Segment Start: Provided entries

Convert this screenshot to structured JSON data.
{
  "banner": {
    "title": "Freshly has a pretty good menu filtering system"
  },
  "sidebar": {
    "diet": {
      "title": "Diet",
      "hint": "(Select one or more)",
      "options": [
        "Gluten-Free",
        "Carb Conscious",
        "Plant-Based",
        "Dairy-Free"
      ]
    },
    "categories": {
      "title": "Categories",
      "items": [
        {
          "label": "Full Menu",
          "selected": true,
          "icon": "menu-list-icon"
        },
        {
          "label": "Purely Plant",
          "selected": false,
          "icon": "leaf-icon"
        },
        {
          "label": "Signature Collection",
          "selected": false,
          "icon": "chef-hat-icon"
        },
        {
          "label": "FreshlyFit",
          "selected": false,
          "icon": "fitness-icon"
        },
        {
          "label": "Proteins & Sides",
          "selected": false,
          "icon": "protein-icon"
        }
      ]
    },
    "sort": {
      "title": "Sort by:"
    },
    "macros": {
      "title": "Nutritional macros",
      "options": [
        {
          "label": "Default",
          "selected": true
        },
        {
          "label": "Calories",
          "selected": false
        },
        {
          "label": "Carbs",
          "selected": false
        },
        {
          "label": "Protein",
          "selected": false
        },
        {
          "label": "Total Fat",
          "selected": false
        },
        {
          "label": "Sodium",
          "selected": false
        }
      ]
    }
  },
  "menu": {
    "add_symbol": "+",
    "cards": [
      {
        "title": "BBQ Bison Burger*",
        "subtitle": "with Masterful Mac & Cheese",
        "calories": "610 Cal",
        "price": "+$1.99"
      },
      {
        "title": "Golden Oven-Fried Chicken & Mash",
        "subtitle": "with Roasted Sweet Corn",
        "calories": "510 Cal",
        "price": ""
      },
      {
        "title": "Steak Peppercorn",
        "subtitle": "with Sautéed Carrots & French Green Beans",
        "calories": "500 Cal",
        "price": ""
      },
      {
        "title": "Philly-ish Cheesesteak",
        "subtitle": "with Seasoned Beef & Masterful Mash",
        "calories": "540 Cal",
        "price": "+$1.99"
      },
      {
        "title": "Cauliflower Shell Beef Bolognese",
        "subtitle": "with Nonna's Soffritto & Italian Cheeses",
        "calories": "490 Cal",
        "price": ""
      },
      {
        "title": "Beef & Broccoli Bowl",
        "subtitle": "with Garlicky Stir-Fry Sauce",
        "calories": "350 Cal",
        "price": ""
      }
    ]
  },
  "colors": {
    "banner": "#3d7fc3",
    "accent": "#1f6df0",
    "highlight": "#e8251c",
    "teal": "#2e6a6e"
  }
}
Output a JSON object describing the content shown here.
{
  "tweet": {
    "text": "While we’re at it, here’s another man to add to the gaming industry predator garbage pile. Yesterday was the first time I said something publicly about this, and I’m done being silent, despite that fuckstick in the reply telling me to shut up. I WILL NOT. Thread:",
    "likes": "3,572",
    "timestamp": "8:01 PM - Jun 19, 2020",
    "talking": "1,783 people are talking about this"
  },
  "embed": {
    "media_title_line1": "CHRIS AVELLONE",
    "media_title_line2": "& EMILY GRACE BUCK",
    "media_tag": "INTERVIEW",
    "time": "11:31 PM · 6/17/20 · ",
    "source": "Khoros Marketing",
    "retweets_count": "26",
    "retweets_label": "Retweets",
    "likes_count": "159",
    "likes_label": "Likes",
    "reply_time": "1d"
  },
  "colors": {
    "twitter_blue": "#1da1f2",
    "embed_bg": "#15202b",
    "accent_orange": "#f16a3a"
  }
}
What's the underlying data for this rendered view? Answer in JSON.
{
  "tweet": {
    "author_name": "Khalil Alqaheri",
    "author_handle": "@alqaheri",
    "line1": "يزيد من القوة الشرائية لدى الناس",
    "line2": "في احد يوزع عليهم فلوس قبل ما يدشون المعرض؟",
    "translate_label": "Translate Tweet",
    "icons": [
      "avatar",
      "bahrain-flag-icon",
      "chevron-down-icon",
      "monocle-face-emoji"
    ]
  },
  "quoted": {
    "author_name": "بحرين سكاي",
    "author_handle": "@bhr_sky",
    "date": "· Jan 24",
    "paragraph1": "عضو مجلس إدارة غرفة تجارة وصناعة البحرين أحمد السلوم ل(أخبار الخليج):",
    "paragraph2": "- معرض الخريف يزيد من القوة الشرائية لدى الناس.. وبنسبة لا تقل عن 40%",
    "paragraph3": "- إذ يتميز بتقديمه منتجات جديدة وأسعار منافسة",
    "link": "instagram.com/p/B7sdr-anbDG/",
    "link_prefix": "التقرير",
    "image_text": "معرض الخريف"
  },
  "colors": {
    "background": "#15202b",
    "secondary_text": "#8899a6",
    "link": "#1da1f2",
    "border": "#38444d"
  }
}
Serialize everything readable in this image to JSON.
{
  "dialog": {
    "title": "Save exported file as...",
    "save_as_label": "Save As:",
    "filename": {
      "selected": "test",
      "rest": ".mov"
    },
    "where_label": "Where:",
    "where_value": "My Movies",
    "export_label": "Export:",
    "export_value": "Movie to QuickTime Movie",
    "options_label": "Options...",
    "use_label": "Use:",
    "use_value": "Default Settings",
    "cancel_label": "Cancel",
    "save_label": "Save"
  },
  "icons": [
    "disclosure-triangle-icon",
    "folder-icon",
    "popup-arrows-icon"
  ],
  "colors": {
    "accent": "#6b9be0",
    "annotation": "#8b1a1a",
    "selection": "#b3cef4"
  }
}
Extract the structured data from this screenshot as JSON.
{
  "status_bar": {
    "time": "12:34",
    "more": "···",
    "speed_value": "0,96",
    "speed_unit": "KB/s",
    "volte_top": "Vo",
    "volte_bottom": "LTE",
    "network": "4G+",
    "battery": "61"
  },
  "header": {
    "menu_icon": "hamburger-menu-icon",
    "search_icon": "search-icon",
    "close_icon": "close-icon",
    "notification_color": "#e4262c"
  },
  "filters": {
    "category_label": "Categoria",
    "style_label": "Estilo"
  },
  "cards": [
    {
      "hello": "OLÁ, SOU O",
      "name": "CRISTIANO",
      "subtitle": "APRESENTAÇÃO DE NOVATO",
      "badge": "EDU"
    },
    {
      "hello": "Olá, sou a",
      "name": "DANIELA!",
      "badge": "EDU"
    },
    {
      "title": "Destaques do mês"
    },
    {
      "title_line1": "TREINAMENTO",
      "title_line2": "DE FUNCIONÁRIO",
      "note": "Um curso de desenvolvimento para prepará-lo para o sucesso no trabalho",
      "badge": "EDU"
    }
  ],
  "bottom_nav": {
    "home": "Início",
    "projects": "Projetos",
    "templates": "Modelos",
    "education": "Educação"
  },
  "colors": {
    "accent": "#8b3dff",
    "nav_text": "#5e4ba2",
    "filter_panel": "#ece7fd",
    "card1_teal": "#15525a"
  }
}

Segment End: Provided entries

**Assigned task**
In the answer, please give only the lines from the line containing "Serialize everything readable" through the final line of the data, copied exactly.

**Expected output**
Serialize everything readable in this image to JSON.
{
  "dialog": {
    "title": "Save exported file as...",
    "save_as_label": "Save As:",
    "filename": {
      "selected": "test",
      "rest": ".mov"
    },
    "where_label": "Where:",
    "where_value": "My Movies",
    "export_label": "Export:",
    "export_value": "Movie to QuickTime Movie",
    "options_label": "Options...",
    "use_label": "Use:",
    "use_value": "Default Settings",
    "cancel_label": "Cancel",
    "save_label": "Save"
  },
  "icons": [
    "disclosure-triangle-icon",
    "folder-icon",
    "popup-arrows-icon"
  ],
  "colors": {
    "accent": "#6b9be0",
    "annotation": "#8b1a1a",
    "selection": "#b3cef4"
  }
}
Extract the structured data from this screenshot as JSON.
{
  "status_bar": {
    "time": "12:34",
    "more": "···",
    "speed_value": "0,96",
    "speed_unit": "KB/s",
    "volte_top": "Vo",
    "volte_bottom": "LTE",
    "network": "4G+",
    "battery": "61"
  },
  "header": {
    "menu_icon": "hamburger-menu-icon",
    "search_icon": "search-icon",
    "close_icon": "close-icon",
    "notification_color": "#e4262c"
  },
  "filters": {
    "category_label": "Categoria",
    "style_label": "Estilo"
  },
  "cards": [
    {
      "hello": "OLÁ, SOU O",
      "name": "CRISTIANO",
      "subtitle": "APRESENTAÇÃO DE NOVATO",
      "badge": "EDU"
    },
    {
      "hello": "Olá, sou a",
      "name": "DANIELA!",
      "badge": "EDU"
    },
    {
      "title": "Destaques do mês"
    },
    {
      "title_line1": "TREINAMENTO",
      "title_line2": "DE FUNCIONÁRIO",
      "note": "Um curso de desenvolvimento para prepará-lo para o sucesso no trabalho",
      "badge": "EDU"
    }
  ],
  "bottom_nav": {
    "home": "Início",
    "projects": "Projetos",
    "templates": "Modelos",
    "education": "Educação"
  },
  "colors": {
    "accent": "#8b3dff",
    "nav_text": "#5e4ba2",
    "filter_panel": "#ece7fd",
    "card1_teal": "#15525a"
  }
}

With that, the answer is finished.